* Task goal:
Your task is to find every line of the data that holds the string "Internet" and copy it.

* The input:
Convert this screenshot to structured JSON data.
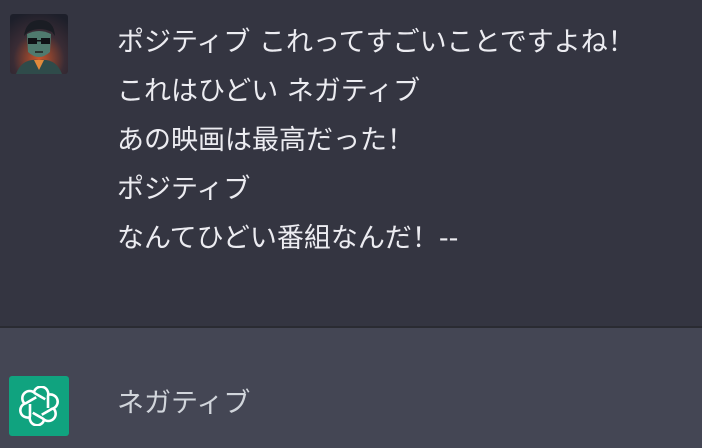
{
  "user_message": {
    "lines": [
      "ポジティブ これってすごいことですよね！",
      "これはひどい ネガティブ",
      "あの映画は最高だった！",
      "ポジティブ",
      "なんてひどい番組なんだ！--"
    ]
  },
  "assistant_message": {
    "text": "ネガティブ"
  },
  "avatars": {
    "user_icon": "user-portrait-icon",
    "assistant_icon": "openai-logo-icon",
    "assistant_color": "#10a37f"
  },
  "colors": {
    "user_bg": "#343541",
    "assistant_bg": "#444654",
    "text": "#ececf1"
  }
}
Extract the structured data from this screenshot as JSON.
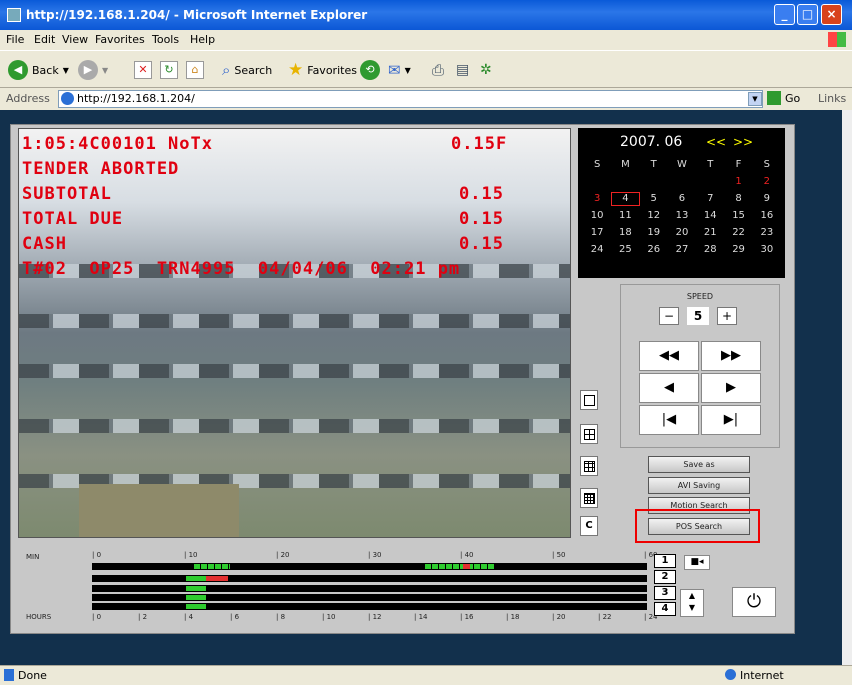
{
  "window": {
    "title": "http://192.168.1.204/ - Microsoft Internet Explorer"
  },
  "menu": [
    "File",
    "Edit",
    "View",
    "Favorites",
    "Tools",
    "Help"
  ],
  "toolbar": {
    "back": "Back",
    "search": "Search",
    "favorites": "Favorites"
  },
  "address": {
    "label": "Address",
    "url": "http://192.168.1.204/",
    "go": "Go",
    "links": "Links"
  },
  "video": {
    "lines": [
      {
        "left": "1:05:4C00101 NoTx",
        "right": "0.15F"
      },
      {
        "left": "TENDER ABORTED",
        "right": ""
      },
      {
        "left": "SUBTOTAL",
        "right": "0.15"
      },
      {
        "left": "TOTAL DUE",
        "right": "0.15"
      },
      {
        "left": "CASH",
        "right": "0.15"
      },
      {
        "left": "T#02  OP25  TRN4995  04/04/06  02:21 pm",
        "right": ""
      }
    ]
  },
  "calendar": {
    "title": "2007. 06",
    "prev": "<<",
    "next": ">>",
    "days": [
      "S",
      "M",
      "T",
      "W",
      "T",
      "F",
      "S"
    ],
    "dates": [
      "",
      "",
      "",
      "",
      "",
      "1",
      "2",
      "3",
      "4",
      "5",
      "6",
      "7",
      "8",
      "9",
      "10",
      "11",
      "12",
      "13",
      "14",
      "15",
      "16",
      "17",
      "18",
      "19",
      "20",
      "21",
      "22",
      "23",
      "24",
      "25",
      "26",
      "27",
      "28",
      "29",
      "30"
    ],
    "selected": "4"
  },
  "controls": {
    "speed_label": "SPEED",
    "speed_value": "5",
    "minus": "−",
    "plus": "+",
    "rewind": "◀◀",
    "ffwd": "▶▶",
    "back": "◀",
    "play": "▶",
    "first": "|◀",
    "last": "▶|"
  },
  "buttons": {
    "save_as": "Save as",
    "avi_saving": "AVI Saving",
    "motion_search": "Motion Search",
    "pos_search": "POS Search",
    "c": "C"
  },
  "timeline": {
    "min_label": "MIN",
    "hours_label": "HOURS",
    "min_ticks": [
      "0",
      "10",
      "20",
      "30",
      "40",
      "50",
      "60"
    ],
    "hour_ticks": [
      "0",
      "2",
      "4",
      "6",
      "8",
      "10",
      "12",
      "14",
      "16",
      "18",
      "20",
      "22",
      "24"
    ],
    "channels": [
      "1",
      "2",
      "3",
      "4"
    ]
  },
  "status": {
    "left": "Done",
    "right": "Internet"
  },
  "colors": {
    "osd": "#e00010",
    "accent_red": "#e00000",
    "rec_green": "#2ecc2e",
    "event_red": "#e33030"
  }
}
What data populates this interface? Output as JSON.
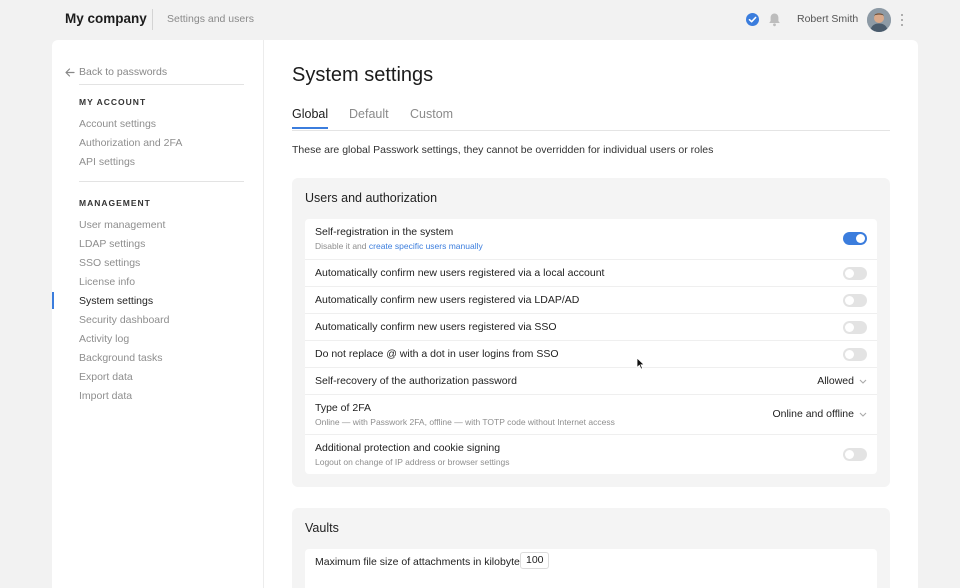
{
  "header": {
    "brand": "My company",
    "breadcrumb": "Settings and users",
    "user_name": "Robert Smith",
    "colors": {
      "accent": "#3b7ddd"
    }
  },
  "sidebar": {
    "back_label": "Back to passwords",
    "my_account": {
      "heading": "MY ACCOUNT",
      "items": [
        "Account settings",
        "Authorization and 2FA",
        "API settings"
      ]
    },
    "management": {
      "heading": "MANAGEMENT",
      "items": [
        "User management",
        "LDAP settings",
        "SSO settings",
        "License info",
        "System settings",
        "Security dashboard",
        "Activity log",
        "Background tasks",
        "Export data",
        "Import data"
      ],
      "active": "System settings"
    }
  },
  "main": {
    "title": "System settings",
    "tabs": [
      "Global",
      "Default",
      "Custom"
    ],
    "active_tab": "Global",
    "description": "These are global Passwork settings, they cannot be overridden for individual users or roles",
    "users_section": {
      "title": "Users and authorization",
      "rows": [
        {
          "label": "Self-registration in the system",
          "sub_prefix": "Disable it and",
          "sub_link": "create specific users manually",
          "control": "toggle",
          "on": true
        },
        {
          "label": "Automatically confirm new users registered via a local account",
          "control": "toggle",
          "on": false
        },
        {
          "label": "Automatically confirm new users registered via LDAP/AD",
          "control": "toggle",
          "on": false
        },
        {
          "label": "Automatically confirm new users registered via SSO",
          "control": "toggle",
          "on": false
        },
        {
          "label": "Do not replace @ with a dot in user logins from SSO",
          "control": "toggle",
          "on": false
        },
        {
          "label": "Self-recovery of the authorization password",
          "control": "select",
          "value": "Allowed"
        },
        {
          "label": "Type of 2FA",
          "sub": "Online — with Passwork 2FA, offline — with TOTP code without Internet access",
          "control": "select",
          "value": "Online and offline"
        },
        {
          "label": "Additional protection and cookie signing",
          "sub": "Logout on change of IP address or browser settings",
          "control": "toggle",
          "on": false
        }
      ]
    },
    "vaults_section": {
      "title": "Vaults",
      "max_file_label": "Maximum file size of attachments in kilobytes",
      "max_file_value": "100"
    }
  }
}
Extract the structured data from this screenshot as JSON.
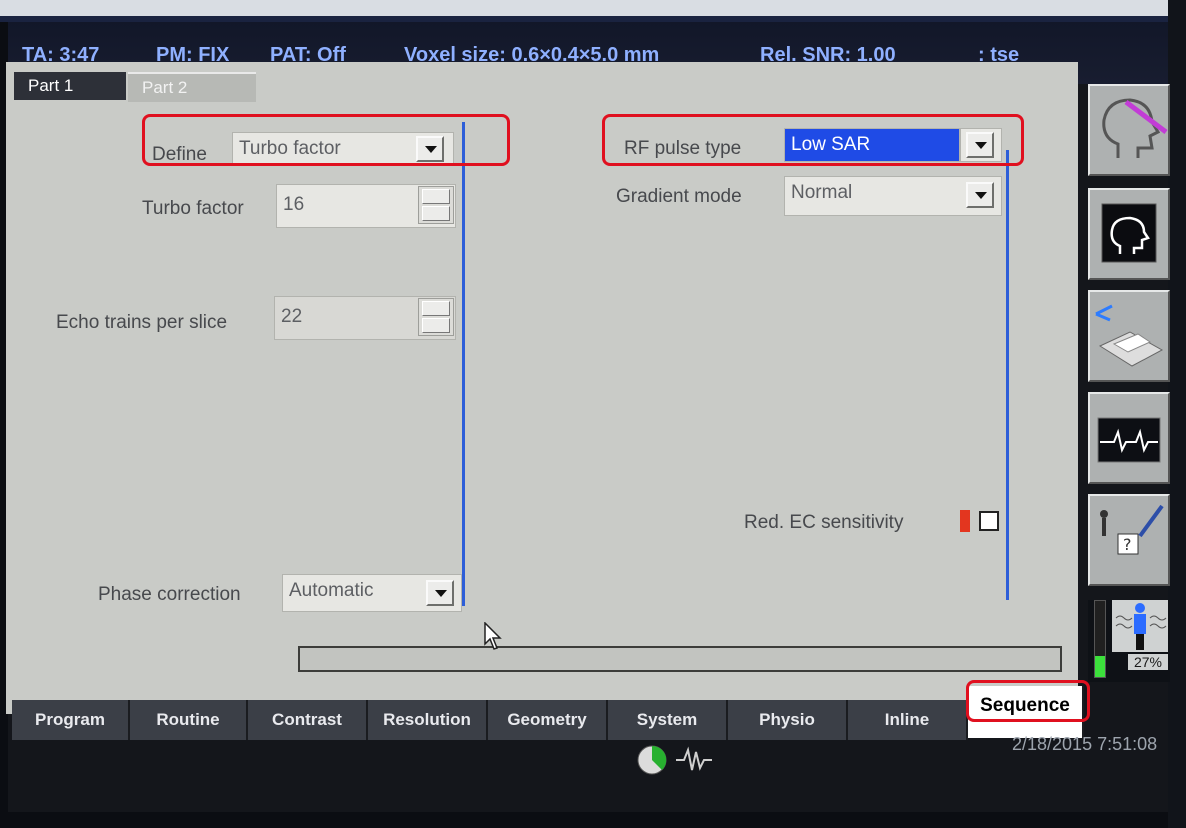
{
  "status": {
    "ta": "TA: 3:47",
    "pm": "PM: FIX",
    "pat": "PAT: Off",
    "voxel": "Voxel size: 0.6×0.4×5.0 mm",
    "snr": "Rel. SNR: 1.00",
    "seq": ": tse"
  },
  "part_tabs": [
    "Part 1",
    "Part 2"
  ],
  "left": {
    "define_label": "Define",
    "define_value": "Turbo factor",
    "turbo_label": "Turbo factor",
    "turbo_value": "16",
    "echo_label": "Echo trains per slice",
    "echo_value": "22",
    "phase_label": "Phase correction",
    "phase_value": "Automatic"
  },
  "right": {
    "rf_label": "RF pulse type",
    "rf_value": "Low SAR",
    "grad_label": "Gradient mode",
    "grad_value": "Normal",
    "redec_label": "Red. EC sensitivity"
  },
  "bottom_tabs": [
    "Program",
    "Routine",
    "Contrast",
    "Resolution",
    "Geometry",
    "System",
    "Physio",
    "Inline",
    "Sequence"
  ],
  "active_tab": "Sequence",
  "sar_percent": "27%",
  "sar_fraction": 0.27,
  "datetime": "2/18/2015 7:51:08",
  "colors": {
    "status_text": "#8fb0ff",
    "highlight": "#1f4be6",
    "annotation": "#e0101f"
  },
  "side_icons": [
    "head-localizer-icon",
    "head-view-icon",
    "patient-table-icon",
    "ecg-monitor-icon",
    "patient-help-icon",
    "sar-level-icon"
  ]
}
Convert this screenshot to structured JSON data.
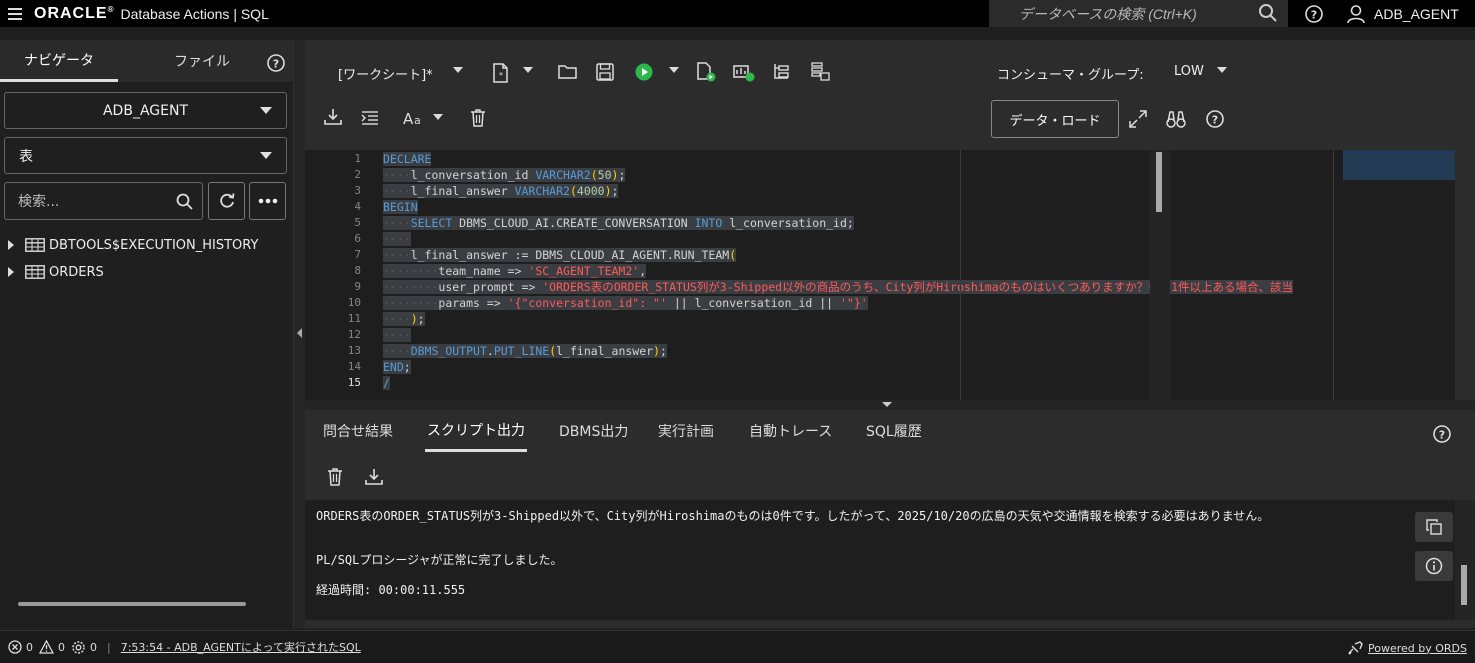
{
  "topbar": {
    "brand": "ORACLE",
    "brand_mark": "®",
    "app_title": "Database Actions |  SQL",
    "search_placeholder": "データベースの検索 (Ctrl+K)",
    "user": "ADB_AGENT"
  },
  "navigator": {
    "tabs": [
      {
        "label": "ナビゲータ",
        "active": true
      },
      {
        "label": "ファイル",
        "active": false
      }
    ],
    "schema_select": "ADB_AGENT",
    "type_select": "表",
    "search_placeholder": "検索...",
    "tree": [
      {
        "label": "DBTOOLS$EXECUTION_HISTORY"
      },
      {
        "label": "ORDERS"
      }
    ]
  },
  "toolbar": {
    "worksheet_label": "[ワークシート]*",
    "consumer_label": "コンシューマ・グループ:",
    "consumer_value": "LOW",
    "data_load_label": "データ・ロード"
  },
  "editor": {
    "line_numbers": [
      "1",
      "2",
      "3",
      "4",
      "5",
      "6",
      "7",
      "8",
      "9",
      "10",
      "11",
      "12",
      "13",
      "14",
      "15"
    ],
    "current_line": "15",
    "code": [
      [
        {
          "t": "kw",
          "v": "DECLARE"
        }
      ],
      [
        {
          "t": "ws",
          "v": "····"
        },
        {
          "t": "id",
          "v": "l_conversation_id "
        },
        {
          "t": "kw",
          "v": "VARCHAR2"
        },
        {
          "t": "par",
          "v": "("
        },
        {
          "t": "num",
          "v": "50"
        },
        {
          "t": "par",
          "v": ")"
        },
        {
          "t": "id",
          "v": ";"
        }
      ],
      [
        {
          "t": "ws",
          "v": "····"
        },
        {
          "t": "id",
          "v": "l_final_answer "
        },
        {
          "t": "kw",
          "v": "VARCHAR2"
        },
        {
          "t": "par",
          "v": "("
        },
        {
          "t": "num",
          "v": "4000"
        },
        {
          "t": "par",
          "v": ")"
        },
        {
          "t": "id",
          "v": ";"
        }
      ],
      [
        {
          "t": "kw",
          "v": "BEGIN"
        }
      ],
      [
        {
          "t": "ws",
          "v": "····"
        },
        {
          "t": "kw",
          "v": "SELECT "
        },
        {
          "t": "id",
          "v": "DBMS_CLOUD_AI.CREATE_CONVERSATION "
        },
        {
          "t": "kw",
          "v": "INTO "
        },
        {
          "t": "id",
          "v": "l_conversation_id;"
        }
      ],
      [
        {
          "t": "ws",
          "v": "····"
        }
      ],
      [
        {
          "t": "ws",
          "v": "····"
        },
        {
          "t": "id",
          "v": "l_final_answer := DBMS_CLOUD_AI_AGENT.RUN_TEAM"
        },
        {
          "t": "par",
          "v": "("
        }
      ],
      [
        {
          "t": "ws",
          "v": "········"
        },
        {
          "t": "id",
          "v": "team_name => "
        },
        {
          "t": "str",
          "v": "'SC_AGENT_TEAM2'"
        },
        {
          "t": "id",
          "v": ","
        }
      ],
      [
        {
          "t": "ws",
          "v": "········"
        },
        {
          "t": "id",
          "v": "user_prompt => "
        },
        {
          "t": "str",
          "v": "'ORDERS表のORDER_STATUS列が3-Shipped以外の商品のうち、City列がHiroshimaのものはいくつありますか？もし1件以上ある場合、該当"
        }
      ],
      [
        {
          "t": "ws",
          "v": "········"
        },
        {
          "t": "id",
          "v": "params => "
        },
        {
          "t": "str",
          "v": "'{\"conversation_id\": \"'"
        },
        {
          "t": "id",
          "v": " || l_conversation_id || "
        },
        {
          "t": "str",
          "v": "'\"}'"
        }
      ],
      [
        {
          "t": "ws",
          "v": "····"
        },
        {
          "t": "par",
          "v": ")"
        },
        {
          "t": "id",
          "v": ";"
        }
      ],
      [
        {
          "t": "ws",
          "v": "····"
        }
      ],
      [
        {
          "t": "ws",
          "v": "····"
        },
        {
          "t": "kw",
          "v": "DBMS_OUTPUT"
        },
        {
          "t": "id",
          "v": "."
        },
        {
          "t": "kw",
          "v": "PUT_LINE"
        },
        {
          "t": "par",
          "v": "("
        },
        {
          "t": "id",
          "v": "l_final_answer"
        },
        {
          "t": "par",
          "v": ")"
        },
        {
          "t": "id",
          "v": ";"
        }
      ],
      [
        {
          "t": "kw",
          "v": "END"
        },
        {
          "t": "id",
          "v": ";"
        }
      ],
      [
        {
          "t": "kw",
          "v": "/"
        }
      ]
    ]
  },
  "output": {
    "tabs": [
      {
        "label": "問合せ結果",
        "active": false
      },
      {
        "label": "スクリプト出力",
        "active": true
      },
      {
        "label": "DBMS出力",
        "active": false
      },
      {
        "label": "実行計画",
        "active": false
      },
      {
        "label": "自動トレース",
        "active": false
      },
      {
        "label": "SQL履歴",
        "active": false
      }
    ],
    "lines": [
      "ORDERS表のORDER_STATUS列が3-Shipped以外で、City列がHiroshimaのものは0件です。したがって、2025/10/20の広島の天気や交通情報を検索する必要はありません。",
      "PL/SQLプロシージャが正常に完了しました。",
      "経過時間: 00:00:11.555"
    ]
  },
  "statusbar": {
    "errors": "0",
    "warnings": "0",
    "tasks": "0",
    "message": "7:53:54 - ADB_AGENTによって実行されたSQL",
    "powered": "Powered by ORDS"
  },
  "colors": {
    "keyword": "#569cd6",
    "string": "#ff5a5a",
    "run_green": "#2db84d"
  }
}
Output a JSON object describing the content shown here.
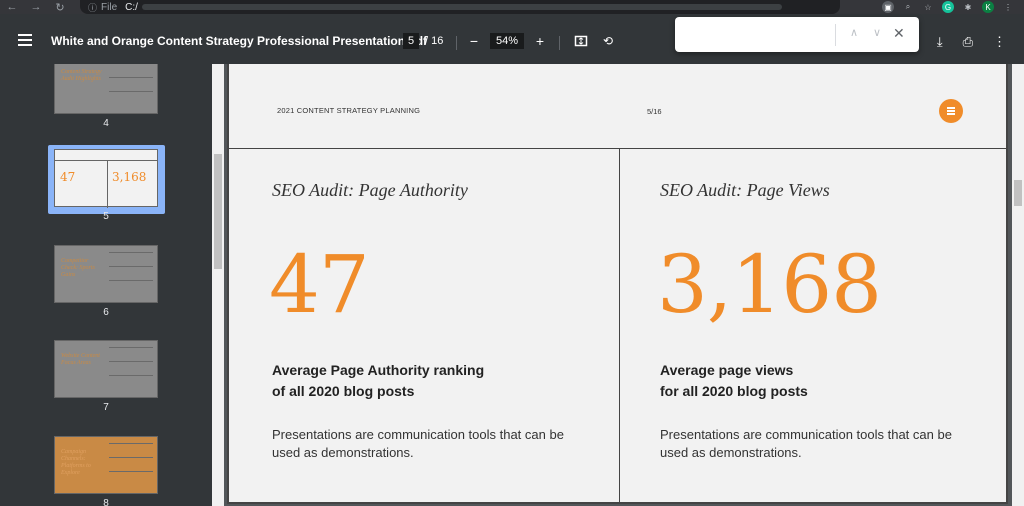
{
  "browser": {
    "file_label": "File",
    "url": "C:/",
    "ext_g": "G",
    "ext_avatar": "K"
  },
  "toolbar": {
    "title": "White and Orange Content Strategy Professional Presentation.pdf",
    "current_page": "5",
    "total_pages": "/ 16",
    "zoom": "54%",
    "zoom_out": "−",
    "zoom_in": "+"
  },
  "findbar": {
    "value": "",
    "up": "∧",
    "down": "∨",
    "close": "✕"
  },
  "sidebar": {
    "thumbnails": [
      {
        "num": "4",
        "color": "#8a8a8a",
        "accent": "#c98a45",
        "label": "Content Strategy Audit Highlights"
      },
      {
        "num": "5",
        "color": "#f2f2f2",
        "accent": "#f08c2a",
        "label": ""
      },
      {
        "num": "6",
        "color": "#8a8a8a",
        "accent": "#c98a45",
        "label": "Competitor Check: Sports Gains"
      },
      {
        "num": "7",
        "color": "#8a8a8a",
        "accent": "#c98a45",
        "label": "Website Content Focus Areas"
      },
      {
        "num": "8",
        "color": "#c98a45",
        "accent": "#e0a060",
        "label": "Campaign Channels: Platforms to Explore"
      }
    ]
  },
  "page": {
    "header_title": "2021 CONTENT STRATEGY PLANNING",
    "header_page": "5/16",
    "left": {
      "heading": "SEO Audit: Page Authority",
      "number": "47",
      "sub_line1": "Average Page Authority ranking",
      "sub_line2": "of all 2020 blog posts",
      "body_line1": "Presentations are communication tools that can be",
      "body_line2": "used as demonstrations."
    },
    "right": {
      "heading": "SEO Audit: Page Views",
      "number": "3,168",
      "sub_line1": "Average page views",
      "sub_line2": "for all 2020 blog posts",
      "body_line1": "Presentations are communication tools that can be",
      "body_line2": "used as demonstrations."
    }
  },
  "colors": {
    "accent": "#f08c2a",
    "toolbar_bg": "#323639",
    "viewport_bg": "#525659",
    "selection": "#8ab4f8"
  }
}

* Result:
    "title": "http://192.168.1.204/ - Microsoft Internet Explorer"
    "right": "Internet"
          "sub": "Online — with Passwork 2FA, offline — with TOTP code without Internet access",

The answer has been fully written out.